What Is a Slot?


A slot is a narrow notch, groove, or opening, such as the slit for a coin in a machine or the time-slot on a calendar. A slot can also refer to a position in a series, sequence, or group. The etymology of the word is unclear, but it could be from the verb to slot, meaning to insert snugly or fit in a place or position.

A lot of people love to play slots because they are easy to use, fast-paced, and offer a chance to win big money. However, it is important to know when to quit and how to handle your money responsibly. This will ensure that you have a good time and can play again in the future.

The first thing to know is that slots are random. This means that if you hit a jackpot on one machine, it’s not likely to happen again soon. In fact, it’s more likely that you’ll lose your money than win it again. That’s why it’s so important to set limits before you start playing. Decide how much you want to spend and stick to it. This way you won’t be tempted to chase your winnings and end up losing more than you gained.

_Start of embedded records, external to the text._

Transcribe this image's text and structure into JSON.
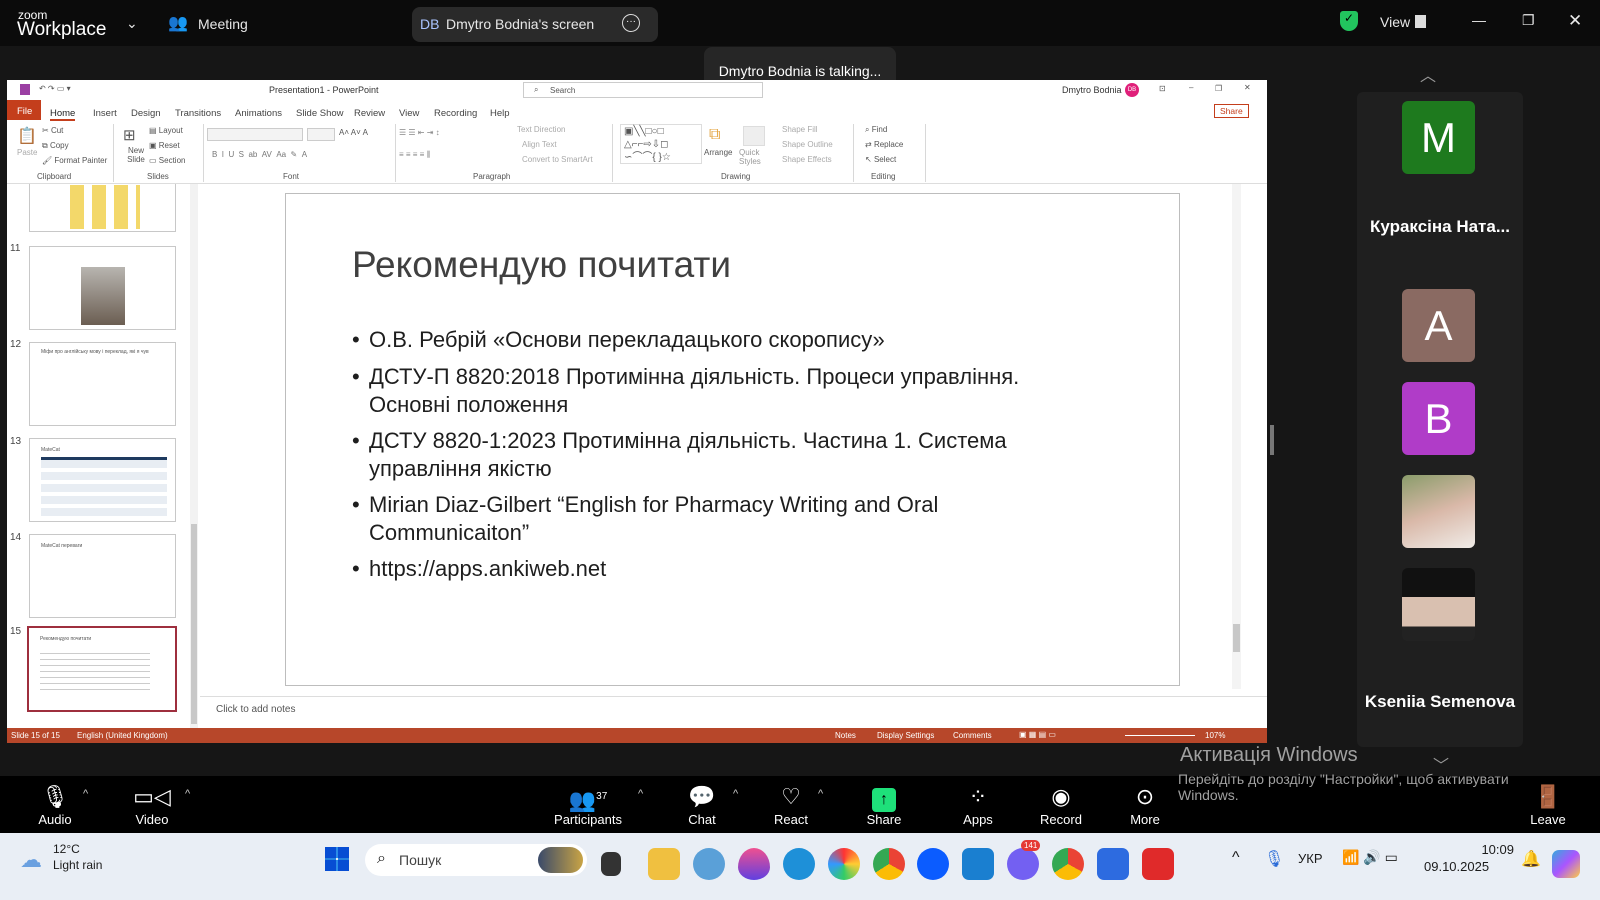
{
  "zoom": {
    "logo_small": "zoom",
    "logo_big": "Workplace",
    "meeting_label": "Meeting",
    "share_initials": "DB",
    "share_label": "Dmytro Bodnia's screen",
    "talking": "Dmytro Bodnia is talking...",
    "view_label": "View"
  },
  "ppt": {
    "title": "Presentation1  -  PowerPoint",
    "search_placeholder": "Search",
    "user": "Dmytro Bodnia",
    "user_initials": "DB",
    "share": "Share",
    "tabs": [
      "File",
      "Home",
      "Insert",
      "Design",
      "Transitions",
      "Animations",
      "Slide Show",
      "Review",
      "View",
      "Recording",
      "Help"
    ],
    "ribbon": {
      "paste": "Paste",
      "cut": "Cut",
      "copy": "Copy",
      "format_painter": "Format Painter",
      "new_slide": "New Slide",
      "layout": "Layout",
      "reset": "Reset",
      "section": "Section",
      "text_direction": "Text Direction",
      "align_text": "Align Text",
      "convert_smartart": "Convert to SmartArt",
      "arrange": "Arrange",
      "quick_styles": "Quick Styles",
      "shape_fill": "Shape Fill",
      "shape_outline": "Shape Outline",
      "shape_effects": "Shape Effects",
      "find": "Find",
      "replace": "Replace",
      "select": "Select",
      "groups": [
        "Clipboard",
        "Slides",
        "Font",
        "Paragraph",
        "Drawing",
        "Editing"
      ]
    },
    "thumbnails": [
      {
        "num": "11",
        "text": ""
      },
      {
        "num": "12",
        "text": "Міфи про англійську мову і переклад, які я чув"
      },
      {
        "num": "13",
        "text": "MateCat"
      },
      {
        "num": "14",
        "text": "MateCat переваги"
      },
      {
        "num": "15",
        "text": "Рекомендую почитати"
      }
    ],
    "slide": {
      "title": "Рекомендую почитати",
      "bullets": [
        "О.В. Ребрій «Основи перекладацького скоропису»",
        "ДСТУ-П 8820:2018 Протимінна діяльність. Процеси управління. Основні положення",
        "ДСТУ 8820-1:2023 Протимінна діяльність. Частина 1. Система управління якістю",
        "Mirian Diaz-Gilbert “English for Pharmacy Writing and Oral Communicaiton”",
        "https://apps.ankiweb.net"
      ]
    },
    "notes_placeholder": "Click to add notes",
    "status": {
      "slide": "Slide 15 of 15",
      "language": "English (United Kingdom)",
      "notes": "Notes",
      "display": "Display Settings",
      "comments": "Comments",
      "zoom": "107%"
    }
  },
  "participants": [
    {
      "initial": "M",
      "name": "Кураксіна Ната...",
      "color": "#1e7a1e"
    },
    {
      "initial": "A",
      "name": "",
      "color": "#8a6a62"
    },
    {
      "initial": "B",
      "name": "",
      "color": "#b03cc8"
    },
    {
      "initial": "",
      "name": "",
      "color": "#c9b1a3"
    },
    {
      "initial": "",
      "name": "Kseniia Semenova",
      "color": "#2a2a2a"
    }
  ],
  "toolbar": {
    "audio": "Audio",
    "video": "Video",
    "participants": "Participants",
    "participants_count": "37",
    "chat": "Chat",
    "react": "React",
    "share": "Share",
    "apps": "Apps",
    "record": "Record",
    "more": "More",
    "leave": "Leave"
  },
  "watermark": {
    "title": "Активація Windows",
    "line1": "Перейдіть до розділу \"Настройки\", щоб активувати",
    "line2": "Windows."
  },
  "taskbar": {
    "temp": "12°C",
    "weather": "Light rain",
    "search": "Пошук",
    "badge": "141",
    "lang": "УКР",
    "time": "10:09",
    "date": "09.10.2025"
  }
}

It is also important to understand how the symbols in a slot work. Most slot machines have different payouts for different combinations of symbols, and these are listed in the pay table. This information can help you choose which machine to play and how much you want to wager on each spin. You may also find that the pay tables have pictures of the different symbols and how much you can win for matching them on a payline.

Another thing to consider is the weighting of each reel. Some reels are heavier than others, and this affects your odds of hitting certain symbols. It’s important to read the pay table to learn about this so that you don’t make a mistake and end up missing out on a big payout.

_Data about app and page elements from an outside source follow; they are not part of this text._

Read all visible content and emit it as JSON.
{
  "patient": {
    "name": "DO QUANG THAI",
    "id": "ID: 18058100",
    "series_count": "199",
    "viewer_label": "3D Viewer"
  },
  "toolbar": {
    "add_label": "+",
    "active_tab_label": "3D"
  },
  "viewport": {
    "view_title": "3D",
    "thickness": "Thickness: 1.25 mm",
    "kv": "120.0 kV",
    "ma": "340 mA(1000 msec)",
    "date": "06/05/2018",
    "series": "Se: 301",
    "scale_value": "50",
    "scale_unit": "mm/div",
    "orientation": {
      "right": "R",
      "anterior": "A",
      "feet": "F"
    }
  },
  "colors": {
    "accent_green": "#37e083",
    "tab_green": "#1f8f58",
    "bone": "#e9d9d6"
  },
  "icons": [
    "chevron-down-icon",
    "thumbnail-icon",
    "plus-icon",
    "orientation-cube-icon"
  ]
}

One of the biggest mistakes that players make is thinking that a machine is “due” to hit. This is a myth that is perpetuated by casinos, who often place the “hot” machines at the ends of the aisles so that other customers will see them and think they are winning. However, this does not make the machine “hot” and doesn’t change the odds of hitting a jackpot. In fact, the opposite is true, and it’s more likely that you’ll end up on a losing streak if you keep playing a slot machine that hasn’t paid off in a while. That’s why it is so important to have a plan and to stick to it. This will make your slot experience more enjoyable and reduce the chances of becoming addicted to the game.